  • 1-2 cloves garlic, minced
  • 1 large yellow pepper, chopped
  • 1/2 red pepper, chopped
  • 2 stalks celery, chopped
  • 1 jar artichoke hearts
  • 1/2 cup fresh basil, chopped
  • 1/2 lemon
  • 3/4 cup bulgur
  • black pepper
  • olive oil and balsamic vinegar
  • feta cheese

instructions:
Place bulgur in large casserole dish with lid. Bring 1 1/2 cups water to a boil, then stir into bulgur, cover and let rest for 15 minutes. Drain off any residual water, fluff with fork. Place frozen fava beans into saucepan, cover with water, bring to a boil then turn down heat and simmer for about 5 minutes, until beans feel soft and you can readily peel away the inner skin. Drain, rinse in cold water, then enjoy popping each bean out of its inner skin. Place a couple tablespoons olive oil into a large skillet, then saute the chopped onion until it starts to become translucent. Add garlic, chopped celery and peppers, also peeled fava beans and artichokes (first drain the artichokes, then rinse and drain again); stir all together as the peppers cook just enough to turn bright and begin to soften. Remove from heat. Add finely chopped fresh basil, bulgur, and juice of 1/2 squeezed lemon. Stir all together well, add black pepper to taste, also dress with a little olive oil and balsamic vinegar. Serve warm or room temp for lunch at work, topped with feta cheese.
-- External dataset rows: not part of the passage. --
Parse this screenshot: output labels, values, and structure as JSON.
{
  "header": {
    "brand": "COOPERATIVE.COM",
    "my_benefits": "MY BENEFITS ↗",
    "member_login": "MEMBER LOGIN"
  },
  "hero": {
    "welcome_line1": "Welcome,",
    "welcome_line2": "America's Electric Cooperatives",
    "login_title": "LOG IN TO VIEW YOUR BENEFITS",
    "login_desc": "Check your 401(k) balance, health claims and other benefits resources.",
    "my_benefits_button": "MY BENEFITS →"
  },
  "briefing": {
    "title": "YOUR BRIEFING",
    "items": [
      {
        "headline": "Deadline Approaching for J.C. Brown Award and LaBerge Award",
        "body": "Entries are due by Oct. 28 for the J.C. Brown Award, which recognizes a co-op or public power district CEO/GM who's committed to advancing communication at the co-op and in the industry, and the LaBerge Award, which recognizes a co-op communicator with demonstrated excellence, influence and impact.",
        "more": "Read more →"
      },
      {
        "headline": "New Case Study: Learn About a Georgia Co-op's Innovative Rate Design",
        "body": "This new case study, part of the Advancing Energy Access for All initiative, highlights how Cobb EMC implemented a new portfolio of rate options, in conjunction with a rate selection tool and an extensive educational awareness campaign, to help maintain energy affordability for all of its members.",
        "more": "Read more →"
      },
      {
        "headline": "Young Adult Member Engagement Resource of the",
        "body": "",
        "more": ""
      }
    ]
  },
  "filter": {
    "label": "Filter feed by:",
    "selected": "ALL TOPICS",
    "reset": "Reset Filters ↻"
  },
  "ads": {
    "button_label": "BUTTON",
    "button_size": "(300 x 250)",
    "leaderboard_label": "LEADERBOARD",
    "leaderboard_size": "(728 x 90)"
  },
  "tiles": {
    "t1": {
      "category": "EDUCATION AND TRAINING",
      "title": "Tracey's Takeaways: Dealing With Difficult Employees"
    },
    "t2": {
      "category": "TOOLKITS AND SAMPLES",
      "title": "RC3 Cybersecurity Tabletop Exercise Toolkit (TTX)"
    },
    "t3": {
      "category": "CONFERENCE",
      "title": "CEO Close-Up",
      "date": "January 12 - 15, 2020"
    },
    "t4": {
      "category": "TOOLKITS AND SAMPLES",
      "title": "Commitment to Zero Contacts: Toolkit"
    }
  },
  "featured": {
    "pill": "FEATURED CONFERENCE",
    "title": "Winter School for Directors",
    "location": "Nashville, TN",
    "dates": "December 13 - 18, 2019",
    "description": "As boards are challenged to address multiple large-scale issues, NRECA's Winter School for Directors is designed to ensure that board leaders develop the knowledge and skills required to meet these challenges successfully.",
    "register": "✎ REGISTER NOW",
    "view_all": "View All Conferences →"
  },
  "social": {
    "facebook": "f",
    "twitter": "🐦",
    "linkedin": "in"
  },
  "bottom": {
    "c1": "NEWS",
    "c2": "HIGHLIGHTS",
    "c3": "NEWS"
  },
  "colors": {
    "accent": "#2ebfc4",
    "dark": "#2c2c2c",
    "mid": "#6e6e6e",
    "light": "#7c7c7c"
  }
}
Stores well in refrigerator in a casserole dish with airtight lid for several days.